A teacher who sits in lounges and libraries doing nothing all day — sometimes even napping — is challenging the city to make him earn his $94,000 salary.
“I come to work every day, sit down and do nothing,” said David Suker, who spent 15 years helping “at risk” teens in The Bronx earn a general equivalency diploma, or GED.
Suker, 48, complains he is “warehoused” in the Absent Teacher Reserve, a pool of educators without permanent jobs that costs an estimated $100 million a year. Right now, there are 1,304 mothballed city Department of Education staffers in the ATR.
The DOE fired the Army veteran, who suffers from PTSD, after he made news as an Occupy Wall Street protester who clashed with cops. He appealed his firing in court and won, paying only a $7,000 fine.
But instead of returning Suker to his old job or a similar one, the DOE banished him to the ATR, where teachers, guidance counselors and others who can’t get re-hired move from school to school as substitutes.
At least 200 educators who have been fined or suspended for misconduct or incompetence are currently stuck in the ATR.
The pool was meant for “excessed” teachers who lose jobs when their schools are downsized or closed, but it has become a dumping ground for those the DOE fails to fire in termination hearings.

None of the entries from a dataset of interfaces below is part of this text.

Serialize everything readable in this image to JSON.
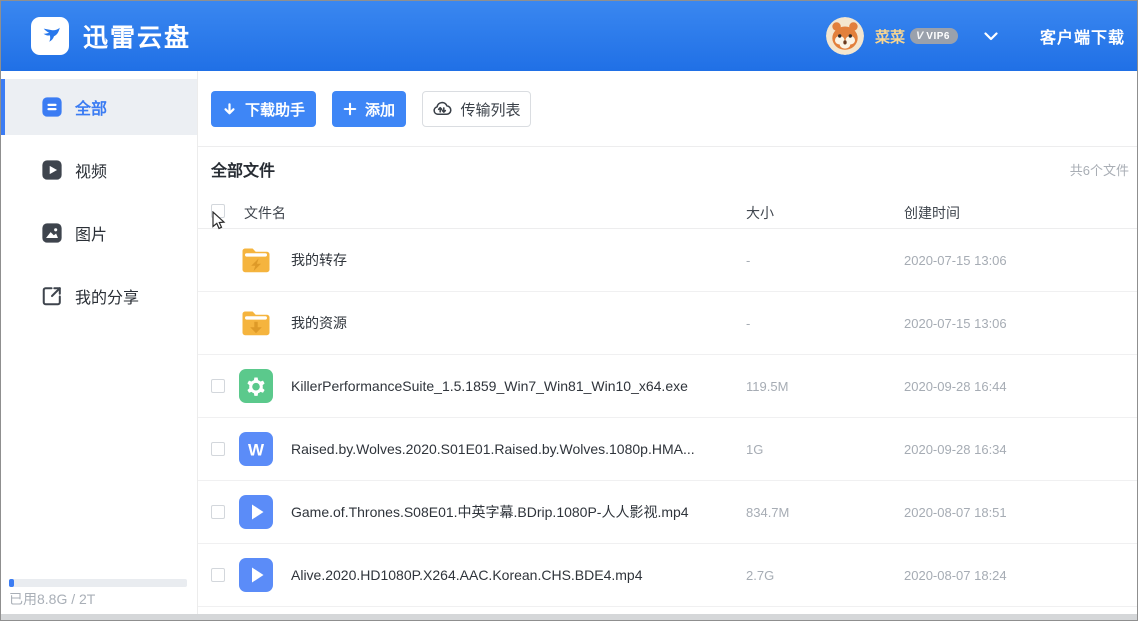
{
  "header": {
    "app_name": "迅雷云盘",
    "username": "菜菜",
    "vip_v": "V",
    "vip_label": "VIP6",
    "client_download_label": "客户端下载"
  },
  "sidebar": {
    "items": [
      {
        "label": "全部",
        "icon": "all-files-icon",
        "active": true
      },
      {
        "label": "视频",
        "icon": "video-icon",
        "active": false
      },
      {
        "label": "图片",
        "icon": "image-icon",
        "active": false
      },
      {
        "label": "我的分享",
        "icon": "share-icon",
        "active": false
      }
    ],
    "storage": {
      "text": "已用8.8G / 2T",
      "used": "8.8G",
      "total": "2T"
    }
  },
  "toolbar": {
    "buttons": [
      {
        "label": "下载助手",
        "icon": "download-arrow-icon",
        "style": "primary"
      },
      {
        "label": "添加",
        "icon": "plus-icon",
        "style": "primary"
      },
      {
        "label": "传输列表",
        "icon": "cloud-transfer-icon",
        "style": "default"
      }
    ]
  },
  "files": {
    "section_title": "全部文件",
    "count_label": "共6个文件",
    "columns": {
      "name": "文件名",
      "size": "大小",
      "created": "创建时间"
    },
    "rows": [
      {
        "name": "我的转存",
        "icon": "folder-transfer-icon",
        "size": "-",
        "created": "2020-07-15 13:06",
        "has_checkbox": false
      },
      {
        "name": "我的资源",
        "icon": "folder-download-icon",
        "size": "-",
        "created": "2020-07-15 13:06",
        "has_checkbox": false
      },
      {
        "name": "KillerPerformanceSuite_1.5.1859_Win7_Win81_Win10_x64.exe",
        "icon": "exe-gear-icon",
        "size": "119.5M",
        "created": "2020-09-28 16:44",
        "has_checkbox": true
      },
      {
        "name": "Raised.by.Wolves.2020.S01E01.Raised.by.Wolves.1080p.HMA...",
        "icon": "doc-w-icon",
        "size": "1G",
        "created": "2020-09-28 16:34",
        "has_checkbox": true
      },
      {
        "name": "Game.of.Thrones.S08E01.中英字幕.BDrip.1080P-人人影视.mp4",
        "icon": "video-play-icon",
        "size": "834.7M",
        "created": "2020-08-07 18:51",
        "has_checkbox": true
      },
      {
        "name": "Alive.2020.HD1080P.X264.AAC.Korean.CHS.BDE4.mp4",
        "icon": "video-play-icon",
        "size": "2.7G",
        "created": "2020-08-07 18:24",
        "has_checkbox": true
      }
    ]
  },
  "colors": {
    "header_blue_top": "#3a87f0",
    "header_blue_bottom": "#2070e6",
    "accent_blue": "#3b7cf3",
    "button_blue": "#3e86f6",
    "folder_yellow": "#f5b43e",
    "folder_glyph_orange": "#de9a28",
    "exe_green": "#5bc98c",
    "file_blue": "#5b8cf8",
    "vip_gray": "#9aa1ac",
    "username_gold": "#f6d592",
    "muted_text": "#a6acb4"
  }
}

Suker and others in the ATR say they mostly sit idle, substitute in subjects outside their expertise or do grunt work like lunch duty. The ATR staffers receive full pay and benefits.
At the Academy for Language and Technology in the Morris Heights section of The Bronx last week, Suker spent all day in a corner of the library but said the stress of being isolated got to him.
After a dispute with the principal’s secretary Wednesday, he was rushed by ambulance to a VA hospital for a panic attack. On Friday, he said, “I took a nap.”
Before being dumped into the ATR, Suker spent two years in a DOE “rubber room” — where he also napped — while awaiting disciplinary decisions.
Suker has filed a lawsuit in Manhattan Supreme Court that challenges the ATR system, contending the DOE has no right to impose this extra form of punishment on teachers.
“The DOE is not legally permitted to discipline tenured teachers without giving them the right to a hearing,” said Suker’s lawyer, Maria Chickedantz. She called the ATR a “drastic demotion” because teachers in it can’t earn overtime pay, and the label carries a stigma.
The DOE maintains it has the authority to assign teachers to the ATR after they have been found guilty of any misdeeds or ineptitude.
Judge Alice Schlesinger, who will decide the issue, rejected a similar complaint by Cindy Mauro and Alini Brito, teachers at James Madison HS in Brooklyn who were fired after getting caught trysting in a classroom. Schlesinger reinstated them but did not force the DOE to remove them from the ATR.
The DOE said it never sends teachers who escape the ax back to the school where they were charged. They can be rehired only if a principal agrees to do so.
Source: New York Post